    What beautiful pictures and trees my dear! I love trees so much, my favorite being the willow and the banyan. We can learn so much from nature, I sit in solitude so often since it’s a part of my practices as a shaman. Restoring balance and staying in alignment with nature is how I draw my strength. Namaste dear Sarah🙏

    Liked by 1 person

  5. Kumar Harsh says:

    Loved reading the post Sara. The images were so spectacular. It was like watching the tree as if one is there. I especially liked how you took a quote from an interview and extrapolated it into this wonderful post. I do find the company of nature to be somewhat like being with a close friend. She rarely talks but always listens. Thank you for the post. 😇
    Hope you are well. 😇

    Liked by 1 person

  6. Eilene Lyon says:

    Wonderful post, Sarah. Tree are amazing and my study of botany impressed me about plants even more. I will add to the chorus about The Overstory.

    I wrote my first blog post about bristlecone pines, but I think I’d want to be an aspen tree. They are extensive organisms that can cover hundreds of acres. And they’re so gorgeous in the fall. Plus I love the mountains where they live.

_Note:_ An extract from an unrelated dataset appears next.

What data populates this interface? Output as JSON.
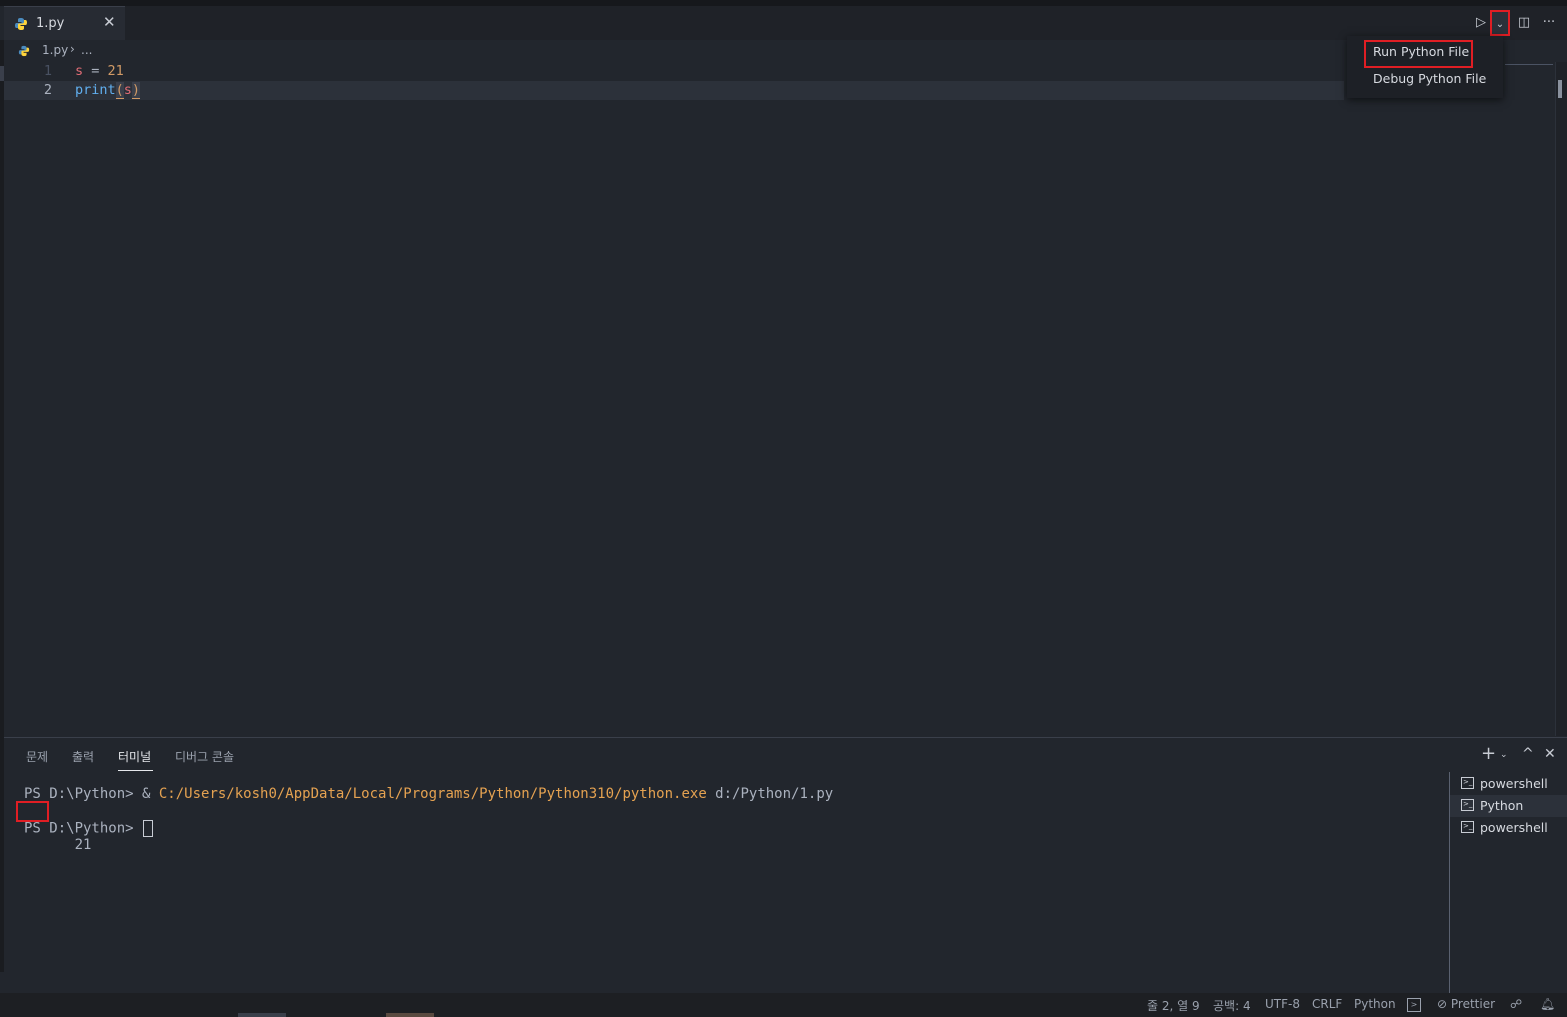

    Liked by 1 person

  7. Kathy says:

    I love your love of this tree, and how much diligence and effort you put into finding out about it. Did not know anything about a Bur Oak until now–don’t think we have them in Upper Michigan. Your friend is a beautiful tree indeed.

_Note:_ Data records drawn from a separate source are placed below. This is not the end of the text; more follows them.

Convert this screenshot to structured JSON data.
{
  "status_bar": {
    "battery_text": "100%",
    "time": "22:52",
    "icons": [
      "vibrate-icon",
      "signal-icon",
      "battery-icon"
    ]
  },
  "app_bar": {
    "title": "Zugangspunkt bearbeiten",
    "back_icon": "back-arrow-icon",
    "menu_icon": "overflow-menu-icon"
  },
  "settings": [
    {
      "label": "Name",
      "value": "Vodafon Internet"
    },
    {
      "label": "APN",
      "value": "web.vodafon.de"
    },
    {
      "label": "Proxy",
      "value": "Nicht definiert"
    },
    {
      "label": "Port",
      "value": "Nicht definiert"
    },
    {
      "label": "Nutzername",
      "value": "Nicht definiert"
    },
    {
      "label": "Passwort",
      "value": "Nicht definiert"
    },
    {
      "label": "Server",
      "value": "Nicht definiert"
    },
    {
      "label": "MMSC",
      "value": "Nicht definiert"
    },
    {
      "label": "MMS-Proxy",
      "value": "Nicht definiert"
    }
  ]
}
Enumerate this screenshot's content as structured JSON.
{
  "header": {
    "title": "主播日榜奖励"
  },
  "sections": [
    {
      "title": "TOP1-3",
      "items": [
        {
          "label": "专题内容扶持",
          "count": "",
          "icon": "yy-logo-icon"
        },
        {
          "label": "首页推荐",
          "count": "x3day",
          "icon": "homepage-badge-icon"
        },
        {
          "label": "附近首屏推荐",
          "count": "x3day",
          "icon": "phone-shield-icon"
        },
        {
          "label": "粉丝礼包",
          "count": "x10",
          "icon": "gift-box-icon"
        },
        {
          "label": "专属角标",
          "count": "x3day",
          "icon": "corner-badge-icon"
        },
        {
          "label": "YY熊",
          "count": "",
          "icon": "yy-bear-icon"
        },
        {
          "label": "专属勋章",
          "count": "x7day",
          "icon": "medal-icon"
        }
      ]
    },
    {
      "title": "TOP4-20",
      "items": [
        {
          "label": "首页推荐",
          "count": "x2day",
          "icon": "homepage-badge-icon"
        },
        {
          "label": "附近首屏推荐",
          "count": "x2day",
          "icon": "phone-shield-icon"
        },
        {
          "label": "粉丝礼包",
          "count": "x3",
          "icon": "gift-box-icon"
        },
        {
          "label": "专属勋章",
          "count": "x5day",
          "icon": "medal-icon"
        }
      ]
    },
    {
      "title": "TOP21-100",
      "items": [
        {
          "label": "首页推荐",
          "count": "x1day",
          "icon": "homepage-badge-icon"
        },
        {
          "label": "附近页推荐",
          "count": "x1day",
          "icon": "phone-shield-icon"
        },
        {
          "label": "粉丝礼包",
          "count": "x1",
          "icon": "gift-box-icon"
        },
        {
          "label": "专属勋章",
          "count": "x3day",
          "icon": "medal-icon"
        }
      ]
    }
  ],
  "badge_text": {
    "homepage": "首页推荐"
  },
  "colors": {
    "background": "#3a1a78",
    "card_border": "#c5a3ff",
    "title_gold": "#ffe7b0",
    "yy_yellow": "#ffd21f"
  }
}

    Like

  8. shoreacres says:

    This is a fabulous tree. I was introduced to Bur oaks in Kansas, where many still survive that were witness to various treaty signings and so on. They’re certainly intertwined with human history. By the way, I suspect your resurrection moss actually is resurrection fern. There’s moss on the rocks, but that ‘fuzzy’ appearance of the limbs is a sure indicator of resurrection fern. It grows on the limbs of live oak, too, drying up in drought and then coming back to life with rain. When it dries, it curls up like little wagon wheels.

    Liked by 1 person

Leave a Reply to Kate Lester Cancel reply

Fill in your details below or click an icon to log in:

WordPress.com Logo

You are commenting using your WordPress.com account. Log Out /  Change )

Google photo

You are commenting using your Google account. Log Out /  Change )

Twitter picture

You are commenting using your Twitter account. Log Out /  Change )

Facebook photo

You are commenting using your Facebook account. Log Out /  Change )

Connecting to %s